But the magnets are not specialized at all. According to a report this week in the Bulletin of Atomic Scientists:
“The magnets in question have many uses besides centrifuges and are not only, as Warrick describes them, ‘highly specialized magnets used in centrifuge machines.’ Such ceramic ring magnets are everyday items and have been used in loudspeakers, for example, for more than half a century.”
“Such magnets are used in a variety of electronic equipment. For instance, one vendor outlines some of the various possible uses in speakers, direct current brushless motors, and magnetic resonance imaging equipment.” (emphasis added, recall Warrick’s earlier implied ridicule of Iran’s claim that such purchases were for medical equipment)
The Bulletin analysis is worth a read in its entirety as it calmly debunks Warrick’s Albright-fueled scary story. It also makes the important point that of all the scores of possible uses for these magnets, Warrick’s report chose only the most alarming and remote possibility.
Further, as the always excellent MoA blog points out, according to David Albright’s own paper on the issue of the Iranian magnets, these in question would not fit Iran’s centrifuges anyway! Did Albright know when he passed the story to Warrick that it was bogus?
The Bulletin analysis ends with this very appropriate warning about the work of Warrick and his ilk:

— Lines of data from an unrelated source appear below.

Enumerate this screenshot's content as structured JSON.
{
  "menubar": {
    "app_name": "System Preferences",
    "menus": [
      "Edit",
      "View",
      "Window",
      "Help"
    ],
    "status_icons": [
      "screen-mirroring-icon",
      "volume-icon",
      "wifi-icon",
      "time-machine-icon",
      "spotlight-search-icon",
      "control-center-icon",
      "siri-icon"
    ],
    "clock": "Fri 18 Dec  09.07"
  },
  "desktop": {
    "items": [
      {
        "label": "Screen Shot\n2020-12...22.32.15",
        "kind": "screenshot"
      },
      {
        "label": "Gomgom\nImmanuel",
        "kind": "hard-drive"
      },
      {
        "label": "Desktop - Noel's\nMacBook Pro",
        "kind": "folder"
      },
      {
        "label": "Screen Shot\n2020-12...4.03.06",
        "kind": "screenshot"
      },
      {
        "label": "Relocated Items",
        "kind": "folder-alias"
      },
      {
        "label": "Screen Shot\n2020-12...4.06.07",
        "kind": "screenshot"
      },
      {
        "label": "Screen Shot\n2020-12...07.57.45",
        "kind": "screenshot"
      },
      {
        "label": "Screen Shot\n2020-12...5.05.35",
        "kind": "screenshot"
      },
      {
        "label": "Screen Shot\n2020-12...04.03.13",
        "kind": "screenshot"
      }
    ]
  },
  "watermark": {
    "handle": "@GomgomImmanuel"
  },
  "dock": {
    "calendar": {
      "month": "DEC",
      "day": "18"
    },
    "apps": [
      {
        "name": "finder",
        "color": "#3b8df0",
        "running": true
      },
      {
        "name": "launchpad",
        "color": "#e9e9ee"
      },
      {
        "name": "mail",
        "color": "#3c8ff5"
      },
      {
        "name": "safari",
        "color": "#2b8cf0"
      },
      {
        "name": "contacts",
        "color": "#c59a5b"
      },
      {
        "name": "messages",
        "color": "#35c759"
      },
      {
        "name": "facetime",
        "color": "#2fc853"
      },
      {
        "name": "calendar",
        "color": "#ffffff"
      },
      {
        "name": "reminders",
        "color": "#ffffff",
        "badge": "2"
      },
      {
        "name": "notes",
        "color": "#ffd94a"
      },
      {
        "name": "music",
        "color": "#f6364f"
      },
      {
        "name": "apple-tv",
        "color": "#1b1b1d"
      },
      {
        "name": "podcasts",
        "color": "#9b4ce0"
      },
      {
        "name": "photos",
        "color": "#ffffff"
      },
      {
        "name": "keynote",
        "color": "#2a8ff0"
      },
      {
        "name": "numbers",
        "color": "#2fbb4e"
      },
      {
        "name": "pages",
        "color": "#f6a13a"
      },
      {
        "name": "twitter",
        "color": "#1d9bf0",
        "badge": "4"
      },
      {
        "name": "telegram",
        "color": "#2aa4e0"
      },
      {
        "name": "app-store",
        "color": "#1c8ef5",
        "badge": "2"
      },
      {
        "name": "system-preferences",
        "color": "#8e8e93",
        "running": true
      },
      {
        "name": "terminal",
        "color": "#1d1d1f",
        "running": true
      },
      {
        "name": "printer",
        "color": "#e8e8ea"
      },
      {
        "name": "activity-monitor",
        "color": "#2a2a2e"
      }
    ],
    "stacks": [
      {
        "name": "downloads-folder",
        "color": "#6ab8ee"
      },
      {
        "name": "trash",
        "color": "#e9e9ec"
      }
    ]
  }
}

Clearly, the media reporting on Iran’s controversial nuclear program have a duty to do a better job of vetting evidence and sources. Similarly, non-governmental organizations that are supposed to supply unbiased expert advice should strive to provide professional analyses that lay out all possible explanations and do not jump to unwarranted conclusions. We have all been witness to what may happen when a fictional threat is spun up over non-existent weapons of mass destruction — the result isn’t pretty. When news reports cast thin evidence in hyperbolic terms, the public is invited to run rampant with speculation about Iran’s nuclear program. At a time when military action is apparently being seriously contemplated, the international community needs to look past trivialities, focus on the facts, and find realistic opportunities for ending the Iranian nuclear standoff.
What is interesting about Warrick’s (and others’) breaking scary stories about Iran is not only his use of neo-conservative and discredited sources, but his timing. This time he reminds us how untrustworthy the Iranians are just as new round of discussions between Iran and US and other countries is announced.
The same propagandists who paved the way to war on Iraq are as busy as ever when it comes to Iran. Every single story published by the Pulitzer Prize winner Warrick should be immediately viewed as bunk and lies. Albright should be ignored. Busy-body “think tanks” like the Foundation for the Defense of Democracies, who scamper behind the scenes to peddle lies to do the bidding of their paymasters should be ridiculed.
The warmongers are on the move. They cannot tolerate any kind of “Going to Tehran” rapprochement between the US and Iran. They will tolerate no less than total war. Their policies have already dominated US policy toward the Middle East for decades and the result is everywhere failure, death, and destruction. Their foot-soldiers are propaganda-peddling journalists with all manner of awards and prizes attached to their names. The lies and propaganda must be named and called out.
Follow me on Twitter @DanielLMcAdams9:17 am on February 22, 2013 Email Daniel McAdams